Commission on the Future of Transportation in Virginia
November 15, 1999, Wise
Among the 15 presentations before the commission, the most frequently heard theme was that the transportation needs of Southwest Virginia, though very different from those of Northern Virginia, Hampton Roads, or other parts of the "Golden Crescent," were no less vital than those of Eastern Virginia. While Eastern Virginia needs transportation improvements (including expansion of mass transit systems) to maintain its economic vitality and quality of life by keeping traffic congestion from strangling the economy and degrading air quality, Western Virginia looks to transportation improvements (particularly highway construction) as the foundation of its economic development. Speaker after speaker stressed that failure to address the region's transportation needs will not only frustrate efforts to provide new jobs, but will almost certainly result in the loss of many existing jobs.
Transportation NeedsAmong the needs most frequently identified were:
- Construction of the Coal Fields Expressway (from the West Virginia/Virginia boundary to the Kentucky/Virginia boundary in the vicinity of Grundy);
- Completion of the "Super 58" (US Route 58) project, particularly west of Martinsville;
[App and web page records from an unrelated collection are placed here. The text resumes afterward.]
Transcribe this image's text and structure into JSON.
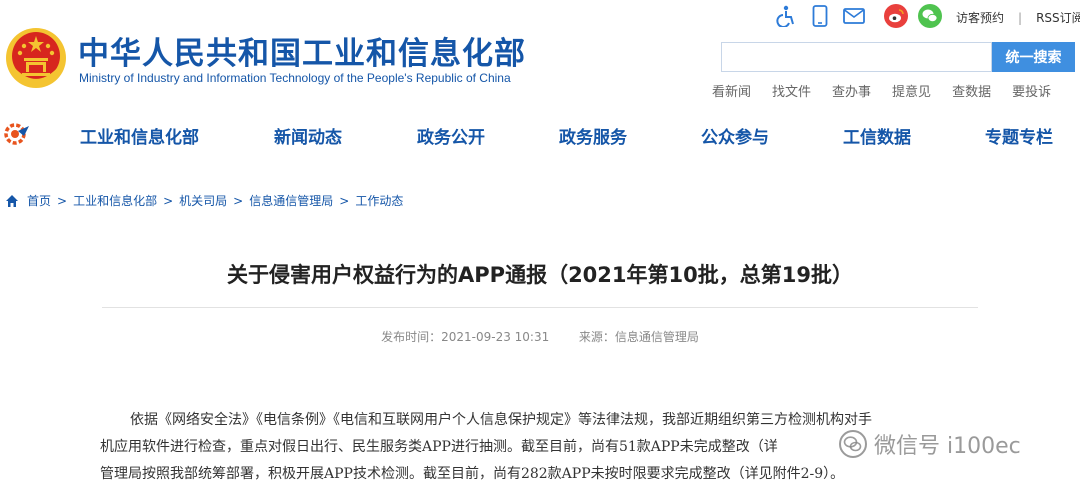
{
  "header": {
    "title": "中华人民共和国工业和信息化部",
    "subtitle": "Ministry of Industry and Information Technology of the People's Republic of China",
    "top_icons": [
      "accessibility-icon",
      "mobile-icon",
      "mail-icon",
      "weibo-icon",
      "wechat-icon"
    ],
    "top_links": [
      "访客预约",
      "RSS订阅"
    ],
    "search": {
      "button": "统一搜索",
      "placeholder": ""
    },
    "quick_links": [
      "看新闻",
      "找文件",
      "查办事",
      "提意见",
      "查数据",
      "要投诉"
    ]
  },
  "nav": {
    "items": [
      "工业和信息化部",
      "新闻动态",
      "政务公开",
      "政务服务",
      "公众参与",
      "工信数据",
      "专题专栏"
    ]
  },
  "breadcrumb": [
    "首页",
    "工业和信息化部",
    "机关司局",
    "信息通信管理局",
    "工作动态"
  ],
  "article": {
    "title": "关于侵害用户权益行为的APP通报（2021年第10批，总第19批）",
    "publish_time": "发布时间：2021-09-23 10:31",
    "source": "来源：信息通信管理局",
    "paragraph_lines": [
      "依据《网络安全法》《电信条例》《电信和互联网用户个人信息保护规定》等法律法规，我部近期组织第三方检测机构对手",
      "机应用软件进行检查，重点对假日出行、民生服务类APP进行抽测。截至目前，尚有51款APP未完成整改（详",
      "管理局按照我部统筹部署，积极开展APP技术检测。截至目前，尚有282款APP未按时限要求完成整改（详见附件2-9）。"
    ]
  },
  "watermark": {
    "text": "微信号 i100ec"
  },
  "colors": {
    "brand": "#1556a8",
    "search_button": "#3f8fe0",
    "emblem_red": "#d7261e",
    "emblem_gold": "#f4c431"
  }
}
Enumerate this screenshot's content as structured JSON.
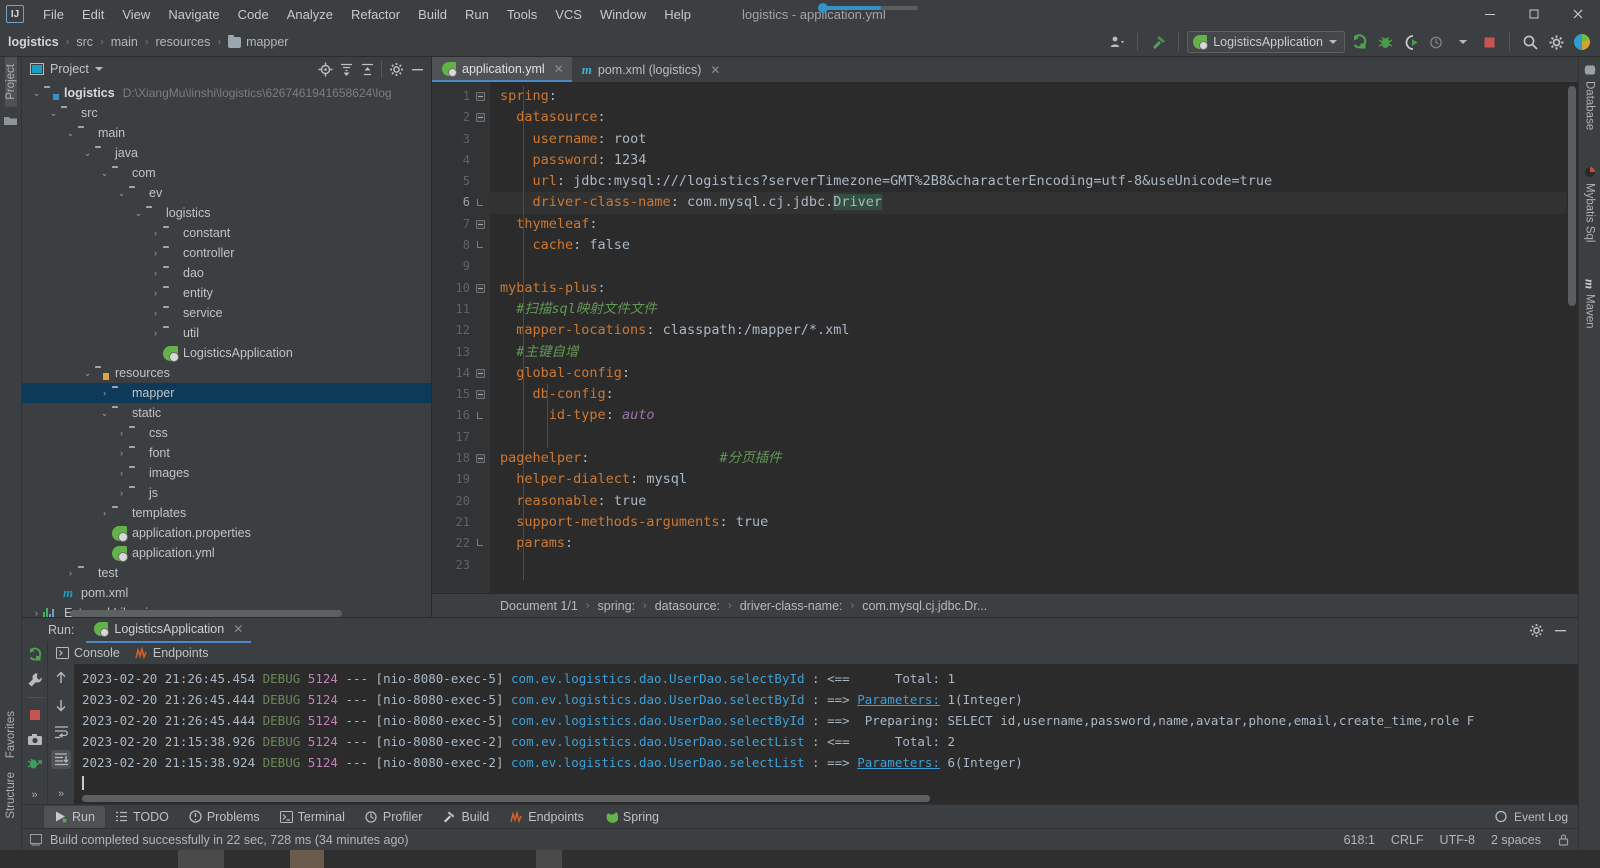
{
  "window": {
    "title": "logistics - application.yml",
    "minimize": "–",
    "maximize": "❐",
    "close": "✕"
  },
  "menu": {
    "logo": "IJ",
    "items": [
      "File",
      "Edit",
      "View",
      "Navigate",
      "Code",
      "Analyze",
      "Refactor",
      "Build",
      "Run",
      "Tools",
      "VCS",
      "Window",
      "Help"
    ]
  },
  "navbar": {
    "crumbs": [
      {
        "label": "logistics",
        "root": true,
        "folder": false
      },
      {
        "label": "src",
        "root": false,
        "folder": false
      },
      {
        "label": "main",
        "root": false,
        "folder": false
      },
      {
        "label": "resources",
        "root": false,
        "folder": false
      },
      {
        "label": "mapper",
        "root": false,
        "folder": true
      }
    ],
    "separator": "›",
    "run_config": "LogisticsApplication",
    "icons": {
      "user": "user-icon",
      "hammer": "build-hammer-icon",
      "run": "run-icon",
      "debug": "debug-icon",
      "coverage": "run-with-coverage-icon",
      "profiler": "profiler-icon",
      "stop": "stop-icon",
      "search": "search-icon",
      "settings": "settings-gear-icon",
      "updates": "updates-icon"
    }
  },
  "left_stripe": {
    "top": [
      "Project"
    ],
    "bottom": [
      "Structure",
      "Favorites"
    ]
  },
  "right_stripe": {
    "items": [
      "Database",
      "Mybatis Sql",
      "Maven"
    ]
  },
  "project_panel": {
    "title": "Project",
    "header_icons": [
      "locate-icon",
      "expand-all-icon",
      "collapse-all-icon",
      "settings-gear-icon",
      "hide-icon"
    ],
    "tree": [
      {
        "depth": 0,
        "arrow": "⌄",
        "icon": "module",
        "label": "logistics",
        "bold": true,
        "path": "D:\\XiangMu\\linshi\\logistics\\6267461941658624\\log",
        "selected": false
      },
      {
        "depth": 1,
        "arrow": "⌄",
        "icon": "folder",
        "label": "src",
        "bold": false,
        "path": "",
        "selected": false
      },
      {
        "depth": 2,
        "arrow": "⌄",
        "icon": "folder",
        "label": "main",
        "bold": false,
        "path": "",
        "selected": false
      },
      {
        "depth": 3,
        "arrow": "⌄",
        "icon": "source",
        "label": "java",
        "bold": false,
        "path": "",
        "selected": false
      },
      {
        "depth": 4,
        "arrow": "⌄",
        "icon": "package",
        "label": "com",
        "bold": false,
        "path": "",
        "selected": false
      },
      {
        "depth": 5,
        "arrow": "⌄",
        "icon": "package",
        "label": "ev",
        "bold": false,
        "path": "",
        "selected": false
      },
      {
        "depth": 6,
        "arrow": "⌄",
        "icon": "package",
        "label": "logistics",
        "bold": false,
        "path": "",
        "selected": false
      },
      {
        "depth": 7,
        "arrow": "›",
        "icon": "package",
        "label": "constant",
        "bold": false,
        "path": "",
        "selected": false
      },
      {
        "depth": 7,
        "arrow": "›",
        "icon": "package",
        "label": "controller",
        "bold": false,
        "path": "",
        "selected": false
      },
      {
        "depth": 7,
        "arrow": "›",
        "icon": "package",
        "label": "dao",
        "bold": false,
        "path": "",
        "selected": false
      },
      {
        "depth": 7,
        "arrow": "›",
        "icon": "package",
        "label": "entity",
        "bold": false,
        "path": "",
        "selected": false
      },
      {
        "depth": 7,
        "arrow": "›",
        "icon": "package",
        "label": "service",
        "bold": false,
        "path": "",
        "selected": false
      },
      {
        "depth": 7,
        "arrow": "›",
        "icon": "package",
        "label": "util",
        "bold": false,
        "path": "",
        "selected": false
      },
      {
        "depth": 7,
        "arrow": "",
        "icon": "spring",
        "label": "LogisticsApplication",
        "bold": false,
        "path": "",
        "selected": false
      },
      {
        "depth": 3,
        "arrow": "⌄",
        "icon": "resources",
        "label": "resources",
        "bold": false,
        "path": "",
        "selected": false
      },
      {
        "depth": 4,
        "arrow": "›",
        "icon": "folder",
        "label": "mapper",
        "bold": false,
        "path": "",
        "selected": true
      },
      {
        "depth": 4,
        "arrow": "⌄",
        "icon": "folder",
        "label": "static",
        "bold": false,
        "path": "",
        "selected": false
      },
      {
        "depth": 5,
        "arrow": "›",
        "icon": "folder",
        "label": "css",
        "bold": false,
        "path": "",
        "selected": false
      },
      {
        "depth": 5,
        "arrow": "›",
        "icon": "folder",
        "label": "font",
        "bold": false,
        "path": "",
        "selected": false
      },
      {
        "depth": 5,
        "arrow": "›",
        "icon": "folder",
        "label": "images",
        "bold": false,
        "path": "",
        "selected": false
      },
      {
        "depth": 5,
        "arrow": "›",
        "icon": "folder",
        "label": "js",
        "bold": false,
        "path": "",
        "selected": false
      },
      {
        "depth": 4,
        "arrow": "›",
        "icon": "folder",
        "label": "templates",
        "bold": false,
        "path": "",
        "selected": false
      },
      {
        "depth": 4,
        "arrow": "",
        "icon": "spring",
        "label": "application.properties",
        "bold": false,
        "path": "",
        "selected": false
      },
      {
        "depth": 4,
        "arrow": "",
        "icon": "spring",
        "label": "application.yml",
        "bold": false,
        "path": "",
        "selected": false
      },
      {
        "depth": 2,
        "arrow": "›",
        "icon": "folder",
        "label": "test",
        "bold": false,
        "path": "",
        "selected": false
      },
      {
        "depth": 1,
        "arrow": "",
        "icon": "maven",
        "label": "pom.xml",
        "bold": false,
        "path": "",
        "selected": false
      },
      {
        "depth": 0,
        "arrow": "›",
        "icon": "library",
        "label": "External Libraries",
        "bold": false,
        "path": "",
        "selected": false
      }
    ]
  },
  "editor": {
    "tabs": [
      {
        "label": "application.yml",
        "icon": "spring-icon",
        "active": true,
        "close": "✕"
      },
      {
        "label": "pom.xml (logistics)",
        "icon": "maven-icon",
        "active": false,
        "close": "✕"
      }
    ],
    "lines": [
      {
        "n": 1,
        "fold": "start",
        "text": "spring:",
        "cur": false
      },
      {
        "n": 2,
        "fold": "start",
        "text": "  datasource:",
        "cur": false
      },
      {
        "n": 3,
        "fold": "",
        "text": "    username: root",
        "cur": false
      },
      {
        "n": 4,
        "fold": "",
        "text": "    password: 1234",
        "cur": false
      },
      {
        "n": 5,
        "fold": "",
        "text": "    url: jdbc:mysql:///logistics?serverTimezone=GMT%2B8&characterEncoding=utf-8&useUnicode=true",
        "cur": false
      },
      {
        "n": 6,
        "fold": "end",
        "text": "    driver-class-name: com.mysql.cj.jdbc.Driver",
        "cur": true
      },
      {
        "n": 7,
        "fold": "start",
        "text": "  thymeleaf:",
        "cur": false
      },
      {
        "n": 8,
        "fold": "end",
        "text": "    cache: false",
        "cur": false
      },
      {
        "n": 9,
        "fold": "",
        "text": "",
        "cur": false
      },
      {
        "n": 10,
        "fold": "start",
        "text": "mybatis-plus:",
        "cur": false
      },
      {
        "n": 11,
        "fold": "",
        "text": "  #扫描sql映射文件文件",
        "cur": false
      },
      {
        "n": 12,
        "fold": "",
        "text": "  mapper-locations: classpath:/mapper/*.xml",
        "cur": false
      },
      {
        "n": 13,
        "fold": "",
        "text": "  #主键自增",
        "cur": false
      },
      {
        "n": 14,
        "fold": "start",
        "text": "  global-config:",
        "cur": false
      },
      {
        "n": 15,
        "fold": "start",
        "text": "    db-config:",
        "cur": false
      },
      {
        "n": 16,
        "fold": "end",
        "text": "      id-type: auto",
        "cur": false
      },
      {
        "n": 17,
        "fold": "",
        "text": "",
        "cur": false
      },
      {
        "n": 18,
        "fold": "start",
        "text": "pagehelper:                #分页插件",
        "cur": false
      },
      {
        "n": 19,
        "fold": "",
        "text": "  helper-dialect: mysql",
        "cur": false
      },
      {
        "n": 20,
        "fold": "",
        "text": "  reasonable: true",
        "cur": false
      },
      {
        "n": 21,
        "fold": "",
        "text": "  support-methods-arguments: true",
        "cur": false
      },
      {
        "n": 22,
        "fold": "end",
        "text": "  params:",
        "cur": false
      },
      {
        "n": 23,
        "fold": "",
        "text": "",
        "cur": false
      }
    ],
    "breadcrumbs": [
      "Document 1/1",
      "spring:",
      "datasource:",
      "driver-class-name:",
      "com.mysql.cj.jdbc.Dr..."
    ],
    "breadcrumb_sep": "›"
  },
  "run_panel": {
    "label": "Run:",
    "tab": "LogisticsApplication",
    "tab_close": "✕",
    "console_tabs": [
      {
        "label": "Console",
        "icon": "console-icon"
      },
      {
        "label": "Endpoints",
        "icon": "endpoints-icon"
      }
    ],
    "side_icons": [
      "rerun-icon",
      "wrench-icon",
      "stop-icon",
      "camera-icon",
      "export-thread-icon"
    ],
    "side2_icons": [
      "up-arrow-icon",
      "down-arrow-icon",
      "soft-wrap-icon",
      "scroll-to-end-icon"
    ],
    "header_icons": [
      "settings-gear-icon",
      "hide-icon"
    ],
    "log": [
      {
        "date": "2023-02-20 21:15:38.924",
        "level": "DEBUG",
        "pid": "5124",
        "sep": "---",
        "thread": "[nio-8080-exec-2]",
        "cls": "com.ev.logistics.dao.UserDao.selectList",
        "arrow": " : ==> ",
        "param_label": "Parameters:",
        "msg": " 6(Integer)"
      },
      {
        "date": "2023-02-20 21:15:38.926",
        "level": "DEBUG",
        "pid": "5124",
        "sep": "---",
        "thread": "[nio-8080-exec-2]",
        "cls": "com.ev.logistics.dao.UserDao.selectList",
        "arrow": " : <==      ",
        "param_label": "",
        "msg": "Total: 2"
      },
      {
        "date": "2023-02-20 21:26:45.444",
        "level": "DEBUG",
        "pid": "5124",
        "sep": "---",
        "thread": "[nio-8080-exec-5]",
        "cls": "com.ev.logistics.dao.UserDao.selectById",
        "arrow": " : ==>  ",
        "param_label": "",
        "msg": "Preparing: SELECT id,username,password,name,avatar,phone,email,create_time,role F"
      },
      {
        "date": "2023-02-20 21:26:45.444",
        "level": "DEBUG",
        "pid": "5124",
        "sep": "---",
        "thread": "[nio-8080-exec-5]",
        "cls": "com.ev.logistics.dao.UserDao.selectById",
        "arrow": " : ==> ",
        "param_label": "Parameters:",
        "msg": " 1(Integer)"
      },
      {
        "date": "2023-02-20 21:26:45.454",
        "level": "DEBUG",
        "pid": "5124",
        "sep": "---",
        "thread": "[nio-8080-exec-5]",
        "cls": "com.ev.logistics.dao.UserDao.selectById",
        "arrow": " : <==      ",
        "param_label": "",
        "msg": "Total: 1"
      }
    ]
  },
  "bottom_toolbar": {
    "items": [
      {
        "label": "Run",
        "icon": "run-icon",
        "active": true
      },
      {
        "label": "TODO",
        "icon": "todo-icon",
        "active": false
      },
      {
        "label": "Problems",
        "icon": "problems-icon",
        "active": false
      },
      {
        "label": "Terminal",
        "icon": "terminal-icon",
        "active": false
      },
      {
        "label": "Profiler",
        "icon": "profiler-icon",
        "active": false
      },
      {
        "label": "Build",
        "icon": "build-hammer-icon",
        "active": false
      },
      {
        "label": "Endpoints",
        "icon": "endpoints-icon",
        "active": false
      },
      {
        "label": "Spring",
        "icon": "spring-icon",
        "active": false
      }
    ],
    "event_log": "Event Log"
  },
  "statusbar": {
    "message": "Build completed successfully in 22 sec, 728 ms (34 minutes ago)",
    "caret": "618:1",
    "line_sep": "CRLF",
    "encoding": "UTF-8",
    "indent": "2 spaces",
    "lock_icon": "lock-icon"
  },
  "colors": {
    "accent_blue": "#4a88c7",
    "selection": "#0d3a58",
    "keyword_orange": "#cc7832",
    "value_gray": "#a9b7c6",
    "comment_green": "#629755",
    "debug_green": "#6a8759",
    "pid_purple": "#c77dbb",
    "class_blue": "#3d9fd6",
    "spring_green": "#63b34a",
    "stop_red": "#c75450"
  }
}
- Construction (in conjunction with the US Route 58 project) or completion of bypasses around major population centers (specifically Jonesville, Pennington Gap, Big Stone Gap, and Coeburn);
- Improvement of highway links between US Route 23/58 and (i) the planned Technology Park at the Lonesome Pine (Wise County) Airport and (ii) the University of Virginia's College at Wise;
- Elimination of traffic "choke points" on US Route 23/58 in the vicinity of Gate City and Weber City;
- Construction of an improved highway connection via Moccasin Gap between the US Route 23/58/421 corridor and Kingsport, Tennessee; and
- Allocation of additional resources to specialized transportation services for the rural poor (those who cannot afford to own motor vehicles) and disabled persons (whose disabilities prevent their operation of motor vehicles) who are unserved by conventional mass transit systems.
Other RecommendationsIn addition to these points of consensus, the commission was urged to recommend that:
- The Virginia Department of Transportation (VDOT) be required to use competitive bidding for all highway construction and maintenance projects not carried out exclusively by VDOT employees, eliminating awarding of contracts for construction and maintenance under the Public Private Transportation Act or in other ways not involving competitive bidding;
- VDOT eliminate (or at least sharply curtail) is use of consultants; and
- The General Assembly continue to fund VDOT's administrative overhead (internal costs not directly involving highway construction or maintenance) from dedicated transportation revenues and not from general fund revenues.
Bicycle SafetyOne speaker focused on bicycle and pedestrian safety, particularly in urban areas, such as the City of Roanoke and urbanized portions of Roanoke County. He suggested:
- Development of statewide bicycle safety standards;
- Production of a uniform statewide bicycle safety manual;
- Education in these standards and distribution of this manual through programs in all elementary, middle, and high schools in the Commonwealth;
- Implementation and monitoring of a statewide bicycle safety program by a citizen advisory panel; and
- Employment of a bicycle safety officer in every VDOT district office.
FundingIn response to questions from commission members, several speakers suggested that additional funds required to meet presently unfunded transportation needs be raised by either an increase in the motor fuel tax, an increase in the sales tax, or increased issuance of bonds. One speaker, however, did mention several additional options:
The Chairman announced his intention to hold the commission's fifth public hearing in the greater Roanoke area during the first week in December.
- Dedication of the proceeds from the sales tax on auto parts to the Transportation Trust Fund (TTF);
- Leasing of operation of highway rest areas to private operators;
- Collection of tolls from trucks at highway weigh stations;
- Implementation of a escalating scale of fines for repeated violations of vehicle weight limits and dedication of the proceeds to the TTF;
- Increasing the motor vehicle registration fee; and
- Elimination of the final phase-in of the "car tax" reduction and dedication of the savings to the TTF.
The Honorable William P. Robinson, Jr., Chairman
Legislative Services contact: Alan B. Wambold